XR makes the impossible possible
Virtual reality (VR) will be familiar to most people: the use of display and interaction technology, usually a head-worn device with hand-held controllers, which fully immerses you in a computer-generated world. The technology is used for entertainment, training & simulation, education, and research, also within the SURF community.
But the term extended reality (XR) might not be as well-known. XR is an umbrella term used to encompass the complete spectrum of technologies and human-computer interactions that range from fully virtual environments (VR) to environments that combine virtual elements with a view of the real world. The latter form is usually referred to as augmented reality (AR) or mixed reality (MR).
XR technology (so all of VR, AR and MR) can play several roles for research and education in the SURF community, with different applications for each of the three subsets of XR. Virtual reality can be used for providing virtual environments that would otherwise be difficult, impossible or dangerous to create. Augmented and mixed reality can be used to create insightful learning materials or research applications for topics where spatial understanding is important, or a real-world scene needs to be augmented with virtual objects and/or information.
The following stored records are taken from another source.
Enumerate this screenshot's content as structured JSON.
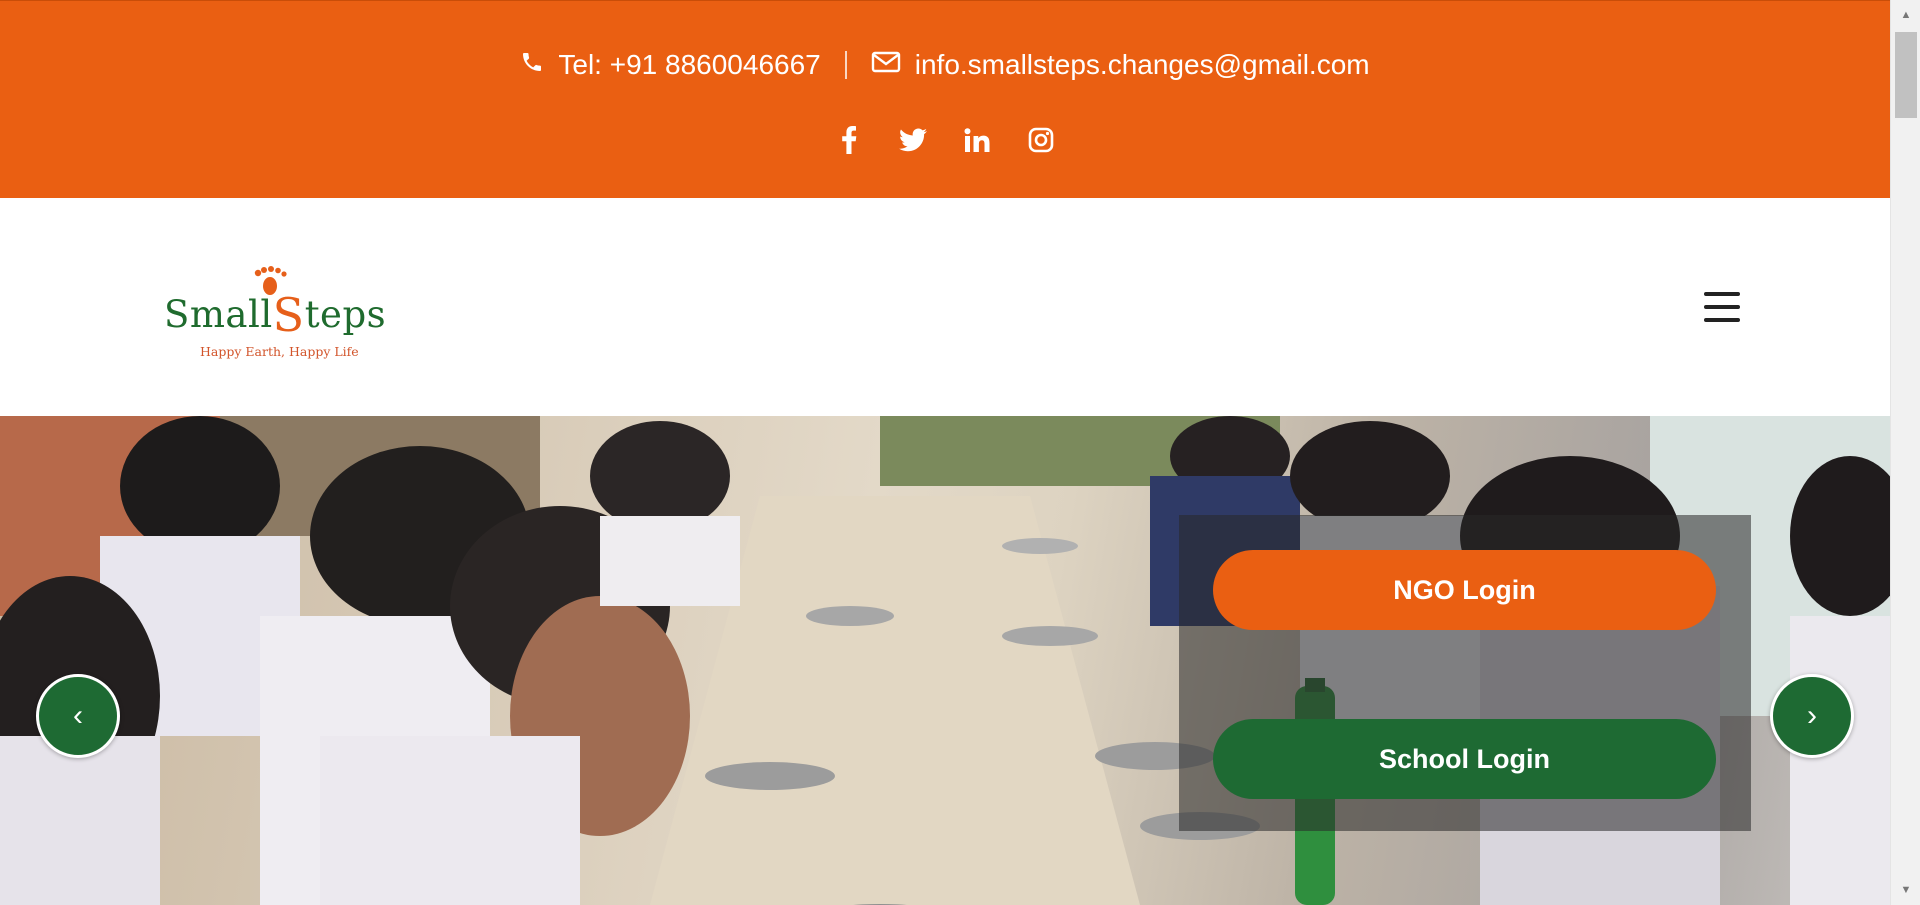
{
  "topbar": {
    "phone_text": "Tel: +91 8860046667",
    "email_text": "info.smallsteps.changes@gmail.com",
    "social": [
      "facebook-icon",
      "twitter-icon",
      "linkedin-icon",
      "instagram-icon"
    ]
  },
  "header": {
    "logo_word_pre": "Small",
    "logo_word_letter": "S",
    "logo_word_post": "teps",
    "logo_tagline": "Happy Earth, Happy Life",
    "menu_icon": "hamburger-icon"
  },
  "hero": {
    "ngo_login_label": "NGO Login",
    "school_login_label": "School Login",
    "prev_label": "‹",
    "next_label": "›"
  },
  "colors": {
    "brand_orange": "#ea5f12",
    "brand_green": "#1e6a33"
  }
}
Goal of the project
As it is still relatively early days in the development and application of XR technology there are a number of challenges in using and applying the technology, from sharing knowledge and applications, providing XR hardware to large groups of students, to issues relating to privacy and ethics.
The goal of this project is to have a starting point together with the SURF community to move forward on the use of XR in research and education and initially tackle some of these issues. More activities are expected to follow the current project in 2021 based on the priorities identified in the SURF 2Jarenplan 2021-2022 (Dutch only).
- Provide an overview and guidelines to those within the SURF community that want to familiarize themselves with XR, or want to experiment with XR without necessarily having the required technical knowledge. For this a "Getting started with XR" toolkit is being developed within the project that summarizes the basics and provides practical guidance.
- The use of 360 video in VR is a relatively straightforward form of XR that has many interesting uses in training and education. An existing 360 video framework from the University of Amsterdam is being extended to become more powerful with the goal of making it freely available within the Dutch research and education community.
- As mentioned in the introduction, VR as a technology is fairly well-known, while AR and especially MR are behind in exposure. So to give more insight into the possibilities of mixed reality, a separate blog post on the Microsoft HoloLens 2 is being prepared. This will give a more detailed overview of the device, its possibilities and limits in creating MR experiences.
- The use of "social VR" is further explored. This is especially relevant in the current situation with respect to covid-19, as the use of VR technology can provide more immersive social experiences and settings than plain video-conferencing. But it comes with its own challenges (for example the low availability of VR equipment).
- A SURF podcast on the subject of XR (see below).
- Finally, a new edition of the VARR Out event (on Virtual and Augmented Reality for Research) is planned for the beginning of 2021, with a concrete date to be announced. One of the goals of this event will be to gather input on future activities related to the SUF 2Jarenplan 2021-2022.
Project team SURF
Casper van Leeuwen
Ben de Vries
Center for Innovation, Leiden University (Donna Schipper)
University of Amsterdam (Robert Belleman)
Delft University of Technology (Arno Freeke)
In the first part of this two-part series, we talk to Paul Melis, visualisation consultant at SURF, and Donna Schipper, creative developer at Centre for Innovation, about XR in education and research (in Dutch).